  • Goal: To transition to a large tech company (think Google/FB/Amazon) and lead a strategy and analytics team
  • 28-year-old Indian-American male

Odds of Success:

Harvard: 25% to 35%
Stanford: 20%
Wharton: 35% to 45%
MIT: 35% to 45%
Columbia: 40% to 50%
Chicago: 40% to 50%
Northwestern: 40% to 50%
Berkeley: 40% to 50%

Sandy’s Analysis: Economic consulting is not usually a feeder for H and S (unless you are URM, and you are the opposite, an ORIM, or over-represented Indian Male), BUT you’ve left that job for the below. That job is really important and will determine a good deal of your fate at business school admissions lottery. So let’s read this closely because it all counts:

“2.5 years working in market strategy and operations at a unicorn (think Uber/AirBnB) with a heavy analytics focus (SQL, heavy spreadsheet modeling, etc). Have received one promotion, and am directly managing a team of 3 people. The role involves making very high impact decisions for our market, and we’re given the freedom and autonomy to fully strategize and own these decisions.”

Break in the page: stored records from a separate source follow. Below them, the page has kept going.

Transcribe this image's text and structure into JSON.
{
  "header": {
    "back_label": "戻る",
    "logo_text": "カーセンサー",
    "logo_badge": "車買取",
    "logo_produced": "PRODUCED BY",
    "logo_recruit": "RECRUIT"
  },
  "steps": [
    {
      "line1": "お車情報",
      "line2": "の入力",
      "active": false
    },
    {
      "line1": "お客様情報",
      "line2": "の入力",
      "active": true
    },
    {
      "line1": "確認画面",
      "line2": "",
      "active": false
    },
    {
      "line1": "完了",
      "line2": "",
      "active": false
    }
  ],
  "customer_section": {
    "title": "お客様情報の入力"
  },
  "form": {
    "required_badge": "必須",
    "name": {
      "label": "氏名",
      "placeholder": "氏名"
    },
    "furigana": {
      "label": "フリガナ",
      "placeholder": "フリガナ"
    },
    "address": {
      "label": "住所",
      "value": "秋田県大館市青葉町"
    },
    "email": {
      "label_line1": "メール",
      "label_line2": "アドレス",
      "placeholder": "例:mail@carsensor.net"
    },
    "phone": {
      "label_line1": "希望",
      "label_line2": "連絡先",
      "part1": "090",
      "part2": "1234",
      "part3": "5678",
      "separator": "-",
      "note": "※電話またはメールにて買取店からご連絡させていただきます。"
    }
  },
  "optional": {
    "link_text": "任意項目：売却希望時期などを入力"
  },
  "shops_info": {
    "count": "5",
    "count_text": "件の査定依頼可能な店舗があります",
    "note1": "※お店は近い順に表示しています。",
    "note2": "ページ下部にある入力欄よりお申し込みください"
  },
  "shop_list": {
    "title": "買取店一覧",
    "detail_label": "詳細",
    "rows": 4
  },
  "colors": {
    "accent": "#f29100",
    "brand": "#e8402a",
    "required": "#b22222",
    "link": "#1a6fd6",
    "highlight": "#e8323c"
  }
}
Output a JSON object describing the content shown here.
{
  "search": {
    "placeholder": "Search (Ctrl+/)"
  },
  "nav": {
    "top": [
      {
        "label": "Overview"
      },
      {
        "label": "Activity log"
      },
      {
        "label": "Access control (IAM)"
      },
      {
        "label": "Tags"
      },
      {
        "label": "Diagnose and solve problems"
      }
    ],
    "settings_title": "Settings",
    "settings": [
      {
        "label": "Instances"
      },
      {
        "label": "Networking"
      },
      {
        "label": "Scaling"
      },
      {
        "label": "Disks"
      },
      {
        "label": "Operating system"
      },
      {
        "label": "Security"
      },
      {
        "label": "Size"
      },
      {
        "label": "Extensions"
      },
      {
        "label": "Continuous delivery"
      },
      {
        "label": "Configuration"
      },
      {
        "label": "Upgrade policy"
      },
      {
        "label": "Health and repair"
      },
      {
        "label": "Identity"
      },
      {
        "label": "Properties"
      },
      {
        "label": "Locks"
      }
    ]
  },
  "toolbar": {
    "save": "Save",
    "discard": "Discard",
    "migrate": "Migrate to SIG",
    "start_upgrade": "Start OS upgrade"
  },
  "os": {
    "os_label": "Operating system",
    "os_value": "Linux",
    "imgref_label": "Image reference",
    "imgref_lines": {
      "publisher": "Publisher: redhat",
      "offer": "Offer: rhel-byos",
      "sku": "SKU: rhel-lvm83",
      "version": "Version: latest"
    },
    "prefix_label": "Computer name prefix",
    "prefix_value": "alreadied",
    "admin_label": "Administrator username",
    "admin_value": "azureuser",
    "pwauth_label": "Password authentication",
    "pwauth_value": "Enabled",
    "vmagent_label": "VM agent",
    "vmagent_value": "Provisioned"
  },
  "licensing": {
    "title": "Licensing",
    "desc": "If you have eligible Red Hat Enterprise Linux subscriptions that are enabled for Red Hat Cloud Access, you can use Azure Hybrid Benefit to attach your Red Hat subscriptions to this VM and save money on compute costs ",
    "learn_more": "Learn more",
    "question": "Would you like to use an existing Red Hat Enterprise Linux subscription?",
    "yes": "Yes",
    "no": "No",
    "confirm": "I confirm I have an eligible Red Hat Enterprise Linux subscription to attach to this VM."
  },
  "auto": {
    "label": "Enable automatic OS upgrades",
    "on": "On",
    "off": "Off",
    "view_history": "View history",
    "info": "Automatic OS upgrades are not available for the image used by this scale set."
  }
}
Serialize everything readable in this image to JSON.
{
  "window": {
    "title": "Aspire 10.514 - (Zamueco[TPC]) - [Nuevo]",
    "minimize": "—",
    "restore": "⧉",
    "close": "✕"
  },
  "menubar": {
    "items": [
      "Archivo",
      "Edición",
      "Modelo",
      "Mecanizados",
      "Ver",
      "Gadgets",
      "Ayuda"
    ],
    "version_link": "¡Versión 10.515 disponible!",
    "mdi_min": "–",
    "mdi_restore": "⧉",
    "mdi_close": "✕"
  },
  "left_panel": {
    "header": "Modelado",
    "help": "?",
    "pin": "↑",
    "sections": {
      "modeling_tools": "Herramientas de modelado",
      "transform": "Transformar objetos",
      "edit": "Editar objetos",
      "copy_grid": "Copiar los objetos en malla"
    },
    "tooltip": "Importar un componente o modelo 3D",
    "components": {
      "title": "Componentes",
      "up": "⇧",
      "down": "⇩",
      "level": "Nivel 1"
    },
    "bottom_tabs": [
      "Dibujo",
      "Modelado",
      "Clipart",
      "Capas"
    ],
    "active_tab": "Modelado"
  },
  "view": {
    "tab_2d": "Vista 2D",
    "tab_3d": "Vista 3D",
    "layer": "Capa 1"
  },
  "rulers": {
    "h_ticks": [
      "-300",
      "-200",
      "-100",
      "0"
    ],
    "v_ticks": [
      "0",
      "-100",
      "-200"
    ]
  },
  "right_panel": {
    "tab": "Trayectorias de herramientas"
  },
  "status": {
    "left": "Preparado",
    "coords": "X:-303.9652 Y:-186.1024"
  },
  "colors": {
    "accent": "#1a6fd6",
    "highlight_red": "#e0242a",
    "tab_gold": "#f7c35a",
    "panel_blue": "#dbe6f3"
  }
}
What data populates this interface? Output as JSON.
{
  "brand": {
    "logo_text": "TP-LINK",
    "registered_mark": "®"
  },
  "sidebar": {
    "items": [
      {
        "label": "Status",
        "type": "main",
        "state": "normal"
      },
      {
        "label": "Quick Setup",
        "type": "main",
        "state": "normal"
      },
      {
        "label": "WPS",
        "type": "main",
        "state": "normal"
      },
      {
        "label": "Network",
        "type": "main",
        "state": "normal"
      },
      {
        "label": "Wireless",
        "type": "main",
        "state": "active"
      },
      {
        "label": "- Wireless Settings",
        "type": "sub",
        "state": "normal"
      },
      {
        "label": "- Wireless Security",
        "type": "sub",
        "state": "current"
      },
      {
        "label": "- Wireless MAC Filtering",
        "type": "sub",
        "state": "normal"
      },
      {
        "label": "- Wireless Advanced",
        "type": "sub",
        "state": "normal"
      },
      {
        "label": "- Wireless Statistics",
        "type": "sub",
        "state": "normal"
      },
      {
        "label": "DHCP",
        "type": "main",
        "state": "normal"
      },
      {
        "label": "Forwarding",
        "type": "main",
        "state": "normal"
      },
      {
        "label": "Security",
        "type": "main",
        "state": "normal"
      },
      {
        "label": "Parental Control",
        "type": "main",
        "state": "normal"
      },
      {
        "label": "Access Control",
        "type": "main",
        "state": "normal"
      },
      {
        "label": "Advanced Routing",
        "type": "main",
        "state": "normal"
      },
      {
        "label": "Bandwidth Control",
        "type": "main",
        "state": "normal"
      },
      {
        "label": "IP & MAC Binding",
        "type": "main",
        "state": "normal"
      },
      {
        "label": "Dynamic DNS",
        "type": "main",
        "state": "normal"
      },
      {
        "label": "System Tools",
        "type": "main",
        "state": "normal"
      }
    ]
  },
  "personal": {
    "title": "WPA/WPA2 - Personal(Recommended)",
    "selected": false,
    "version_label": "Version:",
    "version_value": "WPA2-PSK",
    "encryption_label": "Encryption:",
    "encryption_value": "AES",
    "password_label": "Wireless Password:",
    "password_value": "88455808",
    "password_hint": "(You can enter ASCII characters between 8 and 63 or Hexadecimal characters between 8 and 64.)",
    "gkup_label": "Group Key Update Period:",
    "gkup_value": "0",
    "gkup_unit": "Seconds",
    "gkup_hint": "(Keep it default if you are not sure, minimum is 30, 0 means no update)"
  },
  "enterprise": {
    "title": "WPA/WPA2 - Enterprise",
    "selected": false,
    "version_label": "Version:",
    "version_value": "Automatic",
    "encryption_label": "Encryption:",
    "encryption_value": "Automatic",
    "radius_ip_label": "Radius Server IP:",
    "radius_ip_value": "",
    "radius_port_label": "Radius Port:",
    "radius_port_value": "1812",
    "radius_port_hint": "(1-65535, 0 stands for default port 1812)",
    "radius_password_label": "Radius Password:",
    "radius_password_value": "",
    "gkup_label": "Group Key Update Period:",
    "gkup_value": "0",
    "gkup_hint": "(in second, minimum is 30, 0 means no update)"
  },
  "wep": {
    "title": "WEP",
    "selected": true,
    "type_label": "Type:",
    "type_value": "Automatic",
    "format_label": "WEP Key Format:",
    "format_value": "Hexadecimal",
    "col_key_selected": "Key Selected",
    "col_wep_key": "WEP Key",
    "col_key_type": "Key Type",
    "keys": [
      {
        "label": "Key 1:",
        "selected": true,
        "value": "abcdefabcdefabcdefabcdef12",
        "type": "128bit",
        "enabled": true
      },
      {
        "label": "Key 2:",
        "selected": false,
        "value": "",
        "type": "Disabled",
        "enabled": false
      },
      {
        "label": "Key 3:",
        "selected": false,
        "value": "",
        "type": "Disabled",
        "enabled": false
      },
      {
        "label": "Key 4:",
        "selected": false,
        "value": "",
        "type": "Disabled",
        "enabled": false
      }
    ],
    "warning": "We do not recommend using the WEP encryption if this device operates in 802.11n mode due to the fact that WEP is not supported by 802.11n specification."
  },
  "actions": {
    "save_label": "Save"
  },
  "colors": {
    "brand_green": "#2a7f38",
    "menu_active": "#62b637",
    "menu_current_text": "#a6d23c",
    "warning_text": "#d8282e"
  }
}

Ahem, in order:

Two and one-half years is good. That is a long time and by the time you matriculate, you’ll have been at the new job longer than the old boring job at Economic Consulting.

Your job in market strategy and operations at a unicorn (think Uber/AirBnB) is great. For those who do not know the term, it means a start-up, often techy, which has remained private and is valued at over $1 billion. Usual suspects are (some of these may have been acquired since their Unicorn days):  Uber, Lyft, Airbnb, Snapchat, Pinterest, Dropbox, Spotify and my own favorite, Vice News.B-schools love Unicorns and jobs there are considered, in most cases, highly selective. That is why describing what you do there is so important. You have to feed into the preconceptions of the Adcom.

Your heavy analytics focus (SQL, heavy spreadsheet modeling, etc) I would actually go light on. You want B-schools to think you were hired, especially since this is your second job, to do something beyond the donkey work that business analysts typically do. I don’t care what the actual truth is. You need to spin this so it sounds less SQL and more deep interaction with company leaders and clients.

You also said that your role involves “making very high impact decisions for our market, and we’re given the freedom and autonomy to fully strategize and own these decisions.  The lady, or in this case, the Indian male, doth protest too much.  By making this special pleading argument about how much executive decision making you have within your little SQL kingdom, it makes us wonder a bit what is actually going on and just how important those decisions are. You really need to present this job more broadly and capture it in a best light, by citing actual things you have done.

I also note your impressive list of extras: “Currently run SQL classes at my company to teach all new-hires as well as anyone else who wants to learn SQL in the office.” This could be a two-edged sword. Sure, it’s good that you are the SQL expert and enjoy teaching it to others. On the other hand, this supports the bad vision adcom may have of you as a Nerd-Savant vs. the version you want to present, Trans-Techie (no, not someone who has become trans-sexual with the addition of robotic parts, although that profile might be powerful as well, but rather someone who is a techie by background but very interested in transitioning to general management.)

Rounding this out: your other extras, especially teaching inner-city kids to swim and Special Olympics work are better than average and might help you in a close case.

Besides Stanford and HBS, other schools you identify—Wharton, MIT, Columbia, Booth, Kellogg,  and Haas — will go for your strong GMAT (760), OK grades, and Unicorn experience.  You should really be in-line at those places, especially given your goal of “While I am already a manager leading a similar team at my current company, I’m looking to move to a larger, more established tech company and acquire the softer skills to become a stronger leader.” That goal is solid for a guy with your background. With serviceable execution, you should be an in-line candidate at all your targets besides HBS and Stanford.

HBS will probably go for this, if you can present yourself as more of a generalist, even within a techy portion of the company.  You will be competing at HBS with other guys with similar stats, or better, including near-Ivy colleges, higher GPAs, and who also work for Unicorns and have more powerful first jobs, e.g. at Google or blue-chip IBs.

Stanford is always hard to predict and a good deal of the outcome might turn on what relationship your Unicorn has with Stanford. Not all Unicorns are created equal over there. If your company does not have side-door connections with Stanford, you really need to execute strongly with both recs and present yourself as very high-potential late bloomer who is real strong now.